#### TASK:
Below are records; copy every line among them that contains the word "User".
+-------+
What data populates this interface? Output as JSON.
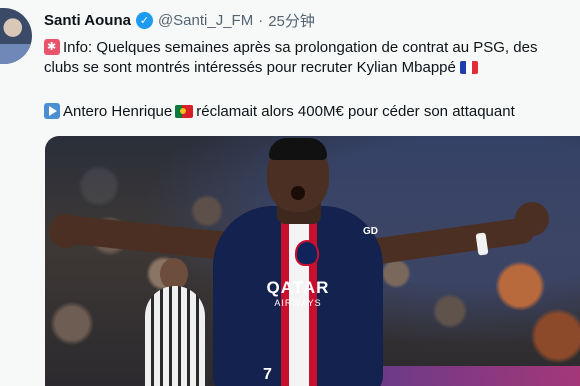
{
  "tweet": {
    "author_name": "Santi Aouna",
    "handle": "@Santi_J_FM",
    "separator": "·",
    "time": "25分钟",
    "line1": "Info: Quelques semaines après sa prolongation de contrat au PSG, des",
    "line2": "clubs se sont montrés intéressés pour recruter Kylian Mbappé",
    "line3_a": "Antero Henrique",
    "line3_b": "réclamait alors 400M€ pour céder son attaquant"
  },
  "photo": {
    "sponsor": "QATAR",
    "sponsor_sub": "AIRWAYS",
    "badge": "GD",
    "number": "7"
  },
  "icons": {
    "verified": "verified-badge-icon",
    "pin_emoji": "alert-emoji-icon",
    "play_emoji": "play-emoji-icon",
    "flag_fr": "france-flag-icon",
    "flag_pt": "portugal-flag-icon"
  },
  "colors": {
    "verified": "#1d9bf0",
    "handle": "#536471",
    "text": "#0f1419"
  }
}
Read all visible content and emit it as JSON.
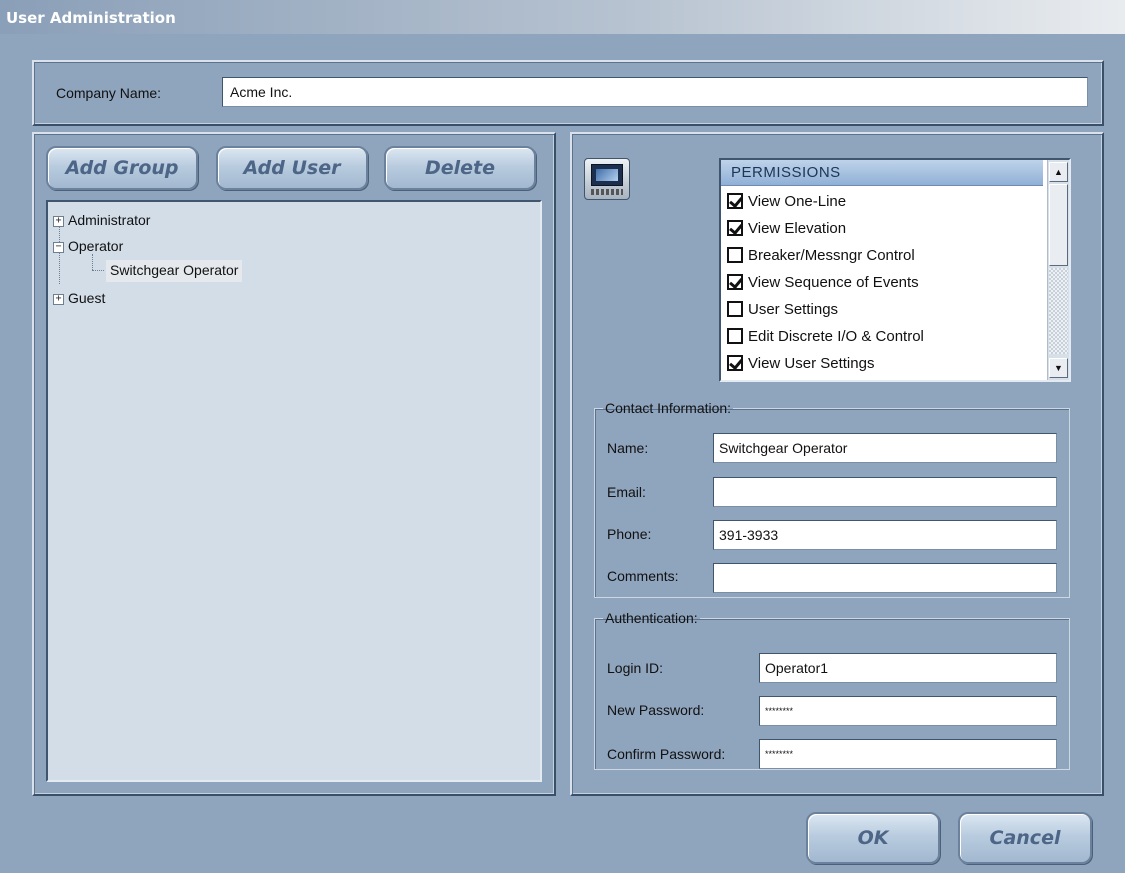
{
  "window": {
    "title": "User Administration"
  },
  "company": {
    "label": "Company Name:",
    "value": "Acme Inc."
  },
  "toolbar": {
    "add_group": "Add Group",
    "add_user": "Add User",
    "delete": "Delete"
  },
  "tree": {
    "nodes": [
      {
        "label": "Administrator",
        "expander": "+"
      },
      {
        "label": "Operator",
        "expander": "−"
      },
      {
        "label": "Switchgear Operator"
      },
      {
        "label": "Guest",
        "expander": "+"
      }
    ]
  },
  "permissions": {
    "header": "PERMISSIONS",
    "items": [
      {
        "label": "View One-Line",
        "checked": true
      },
      {
        "label": "View Elevation",
        "checked": true
      },
      {
        "label": "Breaker/Messngr Control",
        "checked": false
      },
      {
        "label": "View Sequence of Events",
        "checked": true
      },
      {
        "label": "User Settings",
        "checked": false
      },
      {
        "label": "Edit Discrete I/O & Control",
        "checked": false
      },
      {
        "label": "View User Settings",
        "checked": true
      }
    ]
  },
  "contact": {
    "legend": "Contact Information:",
    "name_label": "Name:",
    "name_value": "Switchgear Operator",
    "email_label": "Email:",
    "email_value": "",
    "phone_label": "Phone:",
    "phone_value": "391-3933",
    "comments_label": "Comments:",
    "comments_value": ""
  },
  "auth": {
    "legend": "Authentication:",
    "login_label": "Login ID:",
    "login_value": "Operator1",
    "new_pw_label": "New Password:",
    "new_pw_value": "********",
    "confirm_pw_label": "Confirm Password:",
    "confirm_pw_value": "********"
  },
  "footer": {
    "ok": "OK",
    "cancel": "Cancel"
  },
  "icons": {
    "device": "hmi-panel-icon",
    "cursor": "mouse-pointer-icon"
  },
  "colors": {
    "background": "#8fa4bd",
    "button_text": "#4d6586",
    "tree_bg": "#d3dde8"
  }
}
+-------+
#### EXERCISE RESULT:
    "title": "User Administration"
    "add_user": "Add User",
        "label": "User Settings",
        "label": "View User Settings",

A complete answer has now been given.